ECB’s Schnabel: Current Lockdown Less Harmful to Economy Than First One

3 November 2020

By David Barwick – FRANKFURT (EconoStream) – The economic fallout from the second wave of the pandemic shouldn’t be as severe as the first time around, European Central Bank Executive Board member Isabel Schnabel said Tuesday.

In an interview with German business daily Handelsblatt, a text of which the ECB made available, Schnabel was noncommittal on the subject of making flexibility a hallmark of other ECB asset purchase programmes, and left the door open to a renewed interest rate cut.

With respect to the impact of the lockdown on output, ‘the effects are likely to be less pronounced this time, because the lockdown is more targeted’, she said. ‘It is a hard blow to the services sector, but manufacturing is not being shut down and is benefiting from China’s strong recovery.’

The third quarter was ‘surprisingly good’, while the current quarter ‘will likely see a marked decline in growth’, she said.

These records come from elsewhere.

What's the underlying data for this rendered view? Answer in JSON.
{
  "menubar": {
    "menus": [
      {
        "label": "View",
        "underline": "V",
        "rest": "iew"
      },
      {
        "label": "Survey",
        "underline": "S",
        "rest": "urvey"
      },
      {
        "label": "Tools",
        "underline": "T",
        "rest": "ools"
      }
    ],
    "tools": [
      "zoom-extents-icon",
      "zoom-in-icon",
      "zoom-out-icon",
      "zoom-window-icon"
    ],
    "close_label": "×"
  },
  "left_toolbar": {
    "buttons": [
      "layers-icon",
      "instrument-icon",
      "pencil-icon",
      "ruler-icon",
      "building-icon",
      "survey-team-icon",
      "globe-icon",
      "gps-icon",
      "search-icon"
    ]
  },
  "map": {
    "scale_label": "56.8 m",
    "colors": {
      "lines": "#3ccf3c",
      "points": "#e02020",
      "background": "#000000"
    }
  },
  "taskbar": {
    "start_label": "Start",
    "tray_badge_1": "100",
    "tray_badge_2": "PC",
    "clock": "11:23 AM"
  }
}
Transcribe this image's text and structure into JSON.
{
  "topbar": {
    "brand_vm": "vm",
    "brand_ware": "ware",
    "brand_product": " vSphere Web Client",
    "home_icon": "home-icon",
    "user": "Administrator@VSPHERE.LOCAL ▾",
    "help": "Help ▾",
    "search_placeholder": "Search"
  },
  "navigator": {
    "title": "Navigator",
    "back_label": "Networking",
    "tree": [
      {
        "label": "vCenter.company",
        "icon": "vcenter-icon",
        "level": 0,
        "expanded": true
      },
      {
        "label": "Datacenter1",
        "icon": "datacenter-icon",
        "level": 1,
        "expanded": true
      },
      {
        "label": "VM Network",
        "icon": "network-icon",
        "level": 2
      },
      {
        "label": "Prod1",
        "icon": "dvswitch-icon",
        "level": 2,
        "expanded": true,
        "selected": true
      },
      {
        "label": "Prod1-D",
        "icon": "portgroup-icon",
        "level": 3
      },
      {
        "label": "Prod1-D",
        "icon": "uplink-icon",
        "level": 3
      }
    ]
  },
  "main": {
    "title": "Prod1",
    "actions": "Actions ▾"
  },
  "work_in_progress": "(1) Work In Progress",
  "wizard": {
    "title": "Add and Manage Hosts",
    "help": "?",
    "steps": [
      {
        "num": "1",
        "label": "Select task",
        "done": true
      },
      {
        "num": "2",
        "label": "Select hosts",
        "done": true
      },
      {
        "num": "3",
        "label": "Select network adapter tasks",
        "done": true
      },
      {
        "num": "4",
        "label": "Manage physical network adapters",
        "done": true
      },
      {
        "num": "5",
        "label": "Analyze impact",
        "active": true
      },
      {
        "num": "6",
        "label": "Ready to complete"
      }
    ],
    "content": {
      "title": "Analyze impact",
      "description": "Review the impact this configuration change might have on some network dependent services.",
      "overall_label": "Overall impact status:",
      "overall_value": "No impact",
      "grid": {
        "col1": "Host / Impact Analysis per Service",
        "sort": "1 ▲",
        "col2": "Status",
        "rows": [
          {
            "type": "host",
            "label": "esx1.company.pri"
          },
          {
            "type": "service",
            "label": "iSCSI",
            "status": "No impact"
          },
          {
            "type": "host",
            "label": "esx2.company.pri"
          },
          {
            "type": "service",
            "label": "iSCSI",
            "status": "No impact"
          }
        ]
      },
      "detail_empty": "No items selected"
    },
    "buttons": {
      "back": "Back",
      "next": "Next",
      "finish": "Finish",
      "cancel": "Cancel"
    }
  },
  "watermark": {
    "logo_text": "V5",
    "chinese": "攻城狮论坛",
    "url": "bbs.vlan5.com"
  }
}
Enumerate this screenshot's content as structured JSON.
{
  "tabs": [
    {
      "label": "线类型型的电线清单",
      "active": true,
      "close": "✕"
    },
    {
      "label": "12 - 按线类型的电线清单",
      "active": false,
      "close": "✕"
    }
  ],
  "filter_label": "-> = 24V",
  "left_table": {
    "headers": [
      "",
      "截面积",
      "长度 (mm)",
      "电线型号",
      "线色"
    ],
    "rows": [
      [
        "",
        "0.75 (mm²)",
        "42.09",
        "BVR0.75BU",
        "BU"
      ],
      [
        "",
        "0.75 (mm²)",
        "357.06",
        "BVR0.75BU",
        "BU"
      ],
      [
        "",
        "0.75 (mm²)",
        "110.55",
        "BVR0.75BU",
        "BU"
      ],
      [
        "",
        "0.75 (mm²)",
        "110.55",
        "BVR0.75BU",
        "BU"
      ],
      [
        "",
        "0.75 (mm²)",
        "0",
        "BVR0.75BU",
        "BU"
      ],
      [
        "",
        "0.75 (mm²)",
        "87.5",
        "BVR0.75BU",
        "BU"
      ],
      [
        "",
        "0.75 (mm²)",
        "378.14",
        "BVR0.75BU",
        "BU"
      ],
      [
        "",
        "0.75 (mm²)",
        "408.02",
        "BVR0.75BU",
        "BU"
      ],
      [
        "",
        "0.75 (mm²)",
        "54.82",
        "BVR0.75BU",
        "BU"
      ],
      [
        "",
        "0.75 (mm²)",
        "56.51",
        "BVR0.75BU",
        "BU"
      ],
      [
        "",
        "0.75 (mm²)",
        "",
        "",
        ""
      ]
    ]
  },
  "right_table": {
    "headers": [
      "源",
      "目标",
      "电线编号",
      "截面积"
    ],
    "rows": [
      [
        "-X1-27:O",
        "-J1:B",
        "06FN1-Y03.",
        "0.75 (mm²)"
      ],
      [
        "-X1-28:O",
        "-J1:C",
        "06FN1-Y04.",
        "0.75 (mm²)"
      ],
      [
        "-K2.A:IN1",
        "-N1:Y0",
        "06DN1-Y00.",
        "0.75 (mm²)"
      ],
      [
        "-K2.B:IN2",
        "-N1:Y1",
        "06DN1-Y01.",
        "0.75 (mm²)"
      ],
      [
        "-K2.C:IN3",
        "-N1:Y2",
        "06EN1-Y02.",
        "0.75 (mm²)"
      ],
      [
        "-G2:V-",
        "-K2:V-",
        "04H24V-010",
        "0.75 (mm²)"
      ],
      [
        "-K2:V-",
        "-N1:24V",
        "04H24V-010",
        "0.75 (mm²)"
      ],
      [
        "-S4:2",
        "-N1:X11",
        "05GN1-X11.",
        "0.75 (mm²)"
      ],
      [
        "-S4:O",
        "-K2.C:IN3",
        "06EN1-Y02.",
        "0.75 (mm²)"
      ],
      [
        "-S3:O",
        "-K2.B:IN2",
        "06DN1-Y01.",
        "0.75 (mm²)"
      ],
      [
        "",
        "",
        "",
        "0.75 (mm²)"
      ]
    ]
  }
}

Asked if the ECB’s pandemic emergency purchase programme (PEPP) would need to continue for as long as the pandemic depresses inflation, Schnabel said that once the crisis is over, the ECB would have to ‘fall back on our regular toolbox’ in pursuing price stability. ‘But we’re still a long way off from that’, she added.

Schnabel was careful to distinguish between what she called the ‘net purchase phase’ of the PEPP, when the ECB is accumulating assets on balance, and the reinvestment phase, when maturing securities are only replaced, maintaining the volume of the portfolio.

‘I can imagine that the long-term effects would be taken into account when determining the length of the reinvestment phase, for example’, she said.

As to applying the PEPP’s flexibility to other asset purchase programmes, Schnabel said merely that the Governing Council had not discussed this. In contrast, Executive Board member Yves Mersch in a speech on Monday had been more categorical, suggesting that the PEPP’s flexibility was necessarily unique and that the Asset Purchase Programmes (APP) ‘will also not inherit the features of the PEPP.’

Further cutting the ECB’s deposit facility rate, now at -0.5%, ‘would be possible without reaching the point at which it no longer works or even causes harm’, she said. The Council has made no decisions about this, however, she said.

Schnabel’s view aligns with that of Bundesbank President Jens Weidmann, who a month ago said that the Council considers the so-called reverse rate not to have been reached yet and that ‘[f]urther interest rate cuts are thus possible’.

In contrast, Chief Economist Philip Lane last month indicated a reluctance to take interest rates further into negative territory. The shock from the pandemic should be mainly temporary and the impact on output ‘mostly gone by 2022’, whereas ‘[a]ny interest rate cut typically lasts for a long time’ because the entire yield curve shifts in response, he argued.

However, while favouring asset purchases as more effective, Lane too left the possibility of a conventional move on the table: ‘The value of a rate cut is still there and we look at it all the time,’ he said. ‘It’s perpetually looked at. We reject the idea that we are at the lower bound. ‘

In other comments, Schnabel professed concern about a tightening by banks of credit standards. ‘We are keeping a close eye on that’, she said. ‘The economic downturn must not be further exacerbated by the banking sector.’